What is the most important thing that a teacher can do to make his/her praise effective? Make The Praise CREDIBLE!!! (credibility comes from body language) *93% of the meaning of any interaction is NONVERBAL*
Credibility • Spatiality • Proxemics: Near, But NOT too near • Elevation: At eye-level • Positioning: Nonthreatening, Interested • Kinesics • Eye Contact • Facial Expressions • ParaLanguage • Tone (avoid inflections of impatience) • Volume (appropriate for distance) • Cadence (even rhythm)
SWPBIS Classroom Management “Ten Best” • Minimize crowding and distraction • Maximize structure & predictability • State, teach, review & reinforce positively stated expectations • Provide more acknowledgement for appropriate than inappropriate behavior (4:1 ratio) • Maximize varied opportunities to respond
SWPBIS Classroom Management “Ten Best” • Maximize Active Engagement • Actively & Continuously Supervise • Respond to Inappropriate Behavior quickly, positively, & directly • Establish multiple strategies for acknowledging appropriate behavior • Generally provide specific feedback for errors & corrects
Tier I Paperwork • Evaluate whether student has received appropriate core instruction through “best practices” of classroom management • If not, complete Tier I paperwork and • Select behavioral areas of concern • Schedule meeting with parent • Send home social history, Working Together document • Vision/hearing form in nurse’s mailbox
Tier I Paperwork • Together with parent: • Document parent’s concerns • Define the behavior • Measurable • Observable • Describe classroom management/core curriculum in class to address behavioral concerns • Gather baseline to track behavior • Implement home-school communication intervention to discuss student’s progress
Defining Behavior Must result in clear, measurable, & objective descriptions of individual, groups, or sequences of related behaviors • Any observable or measurable action or act. • Observable beginning & end • Has measurable dimension(s) • Frequency, duration, latency, force, topography, locus

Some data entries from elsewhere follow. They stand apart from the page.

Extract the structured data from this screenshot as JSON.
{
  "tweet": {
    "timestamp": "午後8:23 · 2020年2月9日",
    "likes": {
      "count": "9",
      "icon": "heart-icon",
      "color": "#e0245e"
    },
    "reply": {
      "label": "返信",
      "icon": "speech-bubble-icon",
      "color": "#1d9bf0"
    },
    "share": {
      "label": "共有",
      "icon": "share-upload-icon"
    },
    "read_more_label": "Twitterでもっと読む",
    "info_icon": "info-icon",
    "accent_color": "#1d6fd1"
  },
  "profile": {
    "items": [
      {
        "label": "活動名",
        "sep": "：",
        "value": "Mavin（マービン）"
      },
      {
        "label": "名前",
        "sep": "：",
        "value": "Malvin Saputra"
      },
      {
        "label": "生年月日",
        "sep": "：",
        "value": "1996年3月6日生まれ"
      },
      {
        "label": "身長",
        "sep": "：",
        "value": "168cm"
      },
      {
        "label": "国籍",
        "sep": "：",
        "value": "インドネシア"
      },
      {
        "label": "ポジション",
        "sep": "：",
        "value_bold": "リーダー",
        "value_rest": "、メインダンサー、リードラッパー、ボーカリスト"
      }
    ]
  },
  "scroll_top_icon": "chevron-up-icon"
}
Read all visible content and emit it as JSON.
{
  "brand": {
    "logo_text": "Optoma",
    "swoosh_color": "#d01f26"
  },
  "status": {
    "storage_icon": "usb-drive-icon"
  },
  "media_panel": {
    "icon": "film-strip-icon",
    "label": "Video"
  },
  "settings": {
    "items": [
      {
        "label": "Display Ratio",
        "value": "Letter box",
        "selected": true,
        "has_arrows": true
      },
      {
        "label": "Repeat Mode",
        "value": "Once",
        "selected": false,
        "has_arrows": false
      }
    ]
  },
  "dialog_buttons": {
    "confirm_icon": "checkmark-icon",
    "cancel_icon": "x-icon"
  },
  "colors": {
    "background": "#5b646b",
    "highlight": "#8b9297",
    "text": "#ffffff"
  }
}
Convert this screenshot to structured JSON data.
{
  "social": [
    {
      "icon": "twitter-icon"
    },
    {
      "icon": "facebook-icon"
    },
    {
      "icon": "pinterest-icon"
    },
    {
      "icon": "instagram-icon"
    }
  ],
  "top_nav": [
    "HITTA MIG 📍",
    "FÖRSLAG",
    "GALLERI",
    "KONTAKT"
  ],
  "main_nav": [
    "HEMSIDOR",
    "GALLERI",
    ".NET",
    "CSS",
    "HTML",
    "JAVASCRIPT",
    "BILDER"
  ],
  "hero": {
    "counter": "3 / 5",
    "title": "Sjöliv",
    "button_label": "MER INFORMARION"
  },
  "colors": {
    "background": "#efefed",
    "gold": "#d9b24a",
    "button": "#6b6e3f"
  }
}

Which is described in observable terms? Hits with his fist OR Aggressive